In any society with a history of caste oppression and conflict, the slightest provocation can sometimes set off a sequence of deadly attacks and reprisals. Law enforcement officers cannot prevent all acts of provocation, but what they can do is to anticipate and contain the resultant social tensions before they explode. Failure to do this at Paramakudi in Tamil Nadu proved tragic, with the protest by supporters of a Dalit party turning violent and the police opening fire and killing six persons. When a remark scribbled on a wall about Pasumpon Muthuramalinga Thevar, who is revered as a reformer and saint by the intermediate caste grouping of Thevars, led to the murder of a Dalit schoolboy, it was clear there was going to be trouble. John Pandian, the leader of the Tamizhaga Makkal Munnetra Kazhagam, was understandably stopped from entering Paramakudi, but the police were unprepared for the consequences of their action. Opening fire reflexively on an angry group of people armed with nothing more than stones and crude petrol bombs was condemnable. Top police officers will have a lot to answer for before the Inquiry Commission constituted by the State government to inquire into the firing and related incidents.

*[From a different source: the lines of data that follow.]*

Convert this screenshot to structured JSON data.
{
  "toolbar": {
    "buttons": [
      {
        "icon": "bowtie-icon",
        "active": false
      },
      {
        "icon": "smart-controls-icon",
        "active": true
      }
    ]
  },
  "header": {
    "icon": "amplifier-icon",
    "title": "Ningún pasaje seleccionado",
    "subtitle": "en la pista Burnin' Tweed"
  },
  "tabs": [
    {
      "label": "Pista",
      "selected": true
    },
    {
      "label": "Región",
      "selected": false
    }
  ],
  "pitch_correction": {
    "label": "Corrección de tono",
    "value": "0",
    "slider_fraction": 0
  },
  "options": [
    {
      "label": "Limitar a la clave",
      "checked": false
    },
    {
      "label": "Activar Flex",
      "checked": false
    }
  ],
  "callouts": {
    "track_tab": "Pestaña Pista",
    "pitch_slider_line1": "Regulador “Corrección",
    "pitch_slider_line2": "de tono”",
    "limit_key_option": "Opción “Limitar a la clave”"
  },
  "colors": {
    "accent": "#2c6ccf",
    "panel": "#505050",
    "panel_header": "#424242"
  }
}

For decades, certain rural areas in southern Tamil Nadu have been the battleground for ‘caste clashes' in which Dalits have been cruelly targeted by elements within the intermediate caste groupings. Dalits have certainly been at the receiving end of caste oppression — and have had to struggle and sacrifice to win rights to access public spaces, participate in temple rituals, and be free from humiliating casteist practices, which have survived from the feudal era notwithstanding Article 17 of the Constitution outlawing untouchability in all forms. With some heartening exceptions, the police and public officials have been far from even-handed in handling these grievances and demands. Thevars, sections of whom are as economically deprived as Dalits, carry their own resentments. From the time of the Mudukulathur riots in 1957, the triggers of violence have varied but the underlying reason has remained the same — entrenched caste oppression and the revolt against it, particularly by Dalit youth who are becoming increasingly organised by political groups. After a series of clashes in the 1990s, there was a lull for about a decade. The key lesson from the Paramakudi tragedy is that it was wholly avoidable. There would have been no loss of life had the early warning signals been heeded and well-thought-out and proportionate action been taken by the administration. The law enforcers need to be re-educated to change their ways of handling public agitations.